Excerpts from an interface dataset:
──────────────────────────────

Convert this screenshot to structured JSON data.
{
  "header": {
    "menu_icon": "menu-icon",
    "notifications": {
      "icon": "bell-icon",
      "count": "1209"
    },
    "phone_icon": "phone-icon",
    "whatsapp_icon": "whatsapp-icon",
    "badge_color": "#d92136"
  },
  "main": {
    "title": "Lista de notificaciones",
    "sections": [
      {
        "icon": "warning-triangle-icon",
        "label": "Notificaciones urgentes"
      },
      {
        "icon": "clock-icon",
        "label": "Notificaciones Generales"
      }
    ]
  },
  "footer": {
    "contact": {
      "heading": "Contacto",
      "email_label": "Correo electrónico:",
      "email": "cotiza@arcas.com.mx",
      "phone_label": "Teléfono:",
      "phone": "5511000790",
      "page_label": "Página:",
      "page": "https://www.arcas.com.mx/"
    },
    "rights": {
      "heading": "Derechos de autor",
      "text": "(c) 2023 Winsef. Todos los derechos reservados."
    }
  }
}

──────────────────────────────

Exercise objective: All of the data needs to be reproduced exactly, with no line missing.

Result:
Convert this screenshot to structured JSON data.
{
  "header": {
    "menu_icon": "menu-icon",
    "notifications": {
      "icon": "bell-icon",
      "count": "1209"
    },
    "phone_icon": "phone-icon",
    "whatsapp_icon": "whatsapp-icon",
    "badge_color": "#d92136"
  },
  "main": {
    "title": "Lista de notificaciones",
    "sections": [
      {
        "icon": "warning-triangle-icon",
        "label": "Notificaciones urgentes"
      },
      {
        "icon": "clock-icon",
        "label": "Notificaciones Generales"
      }
    ]
  },
  "footer": {
    "contact": {
      "heading": "Contacto",
      "email_label": "Correo electrónico:",
      "email": "cotiza@arcas.com.mx",
      "phone_label": "Teléfono:",
      "phone": "5511000790",
      "page_label": "Página:",
      "page": "https://www.arcas.com.mx/"
    },
    "rights": {
      "heading": "Derechos de autor",
      "text": "(c) 2023 Winsef. Todos los derechos reservados."
    }
  }
}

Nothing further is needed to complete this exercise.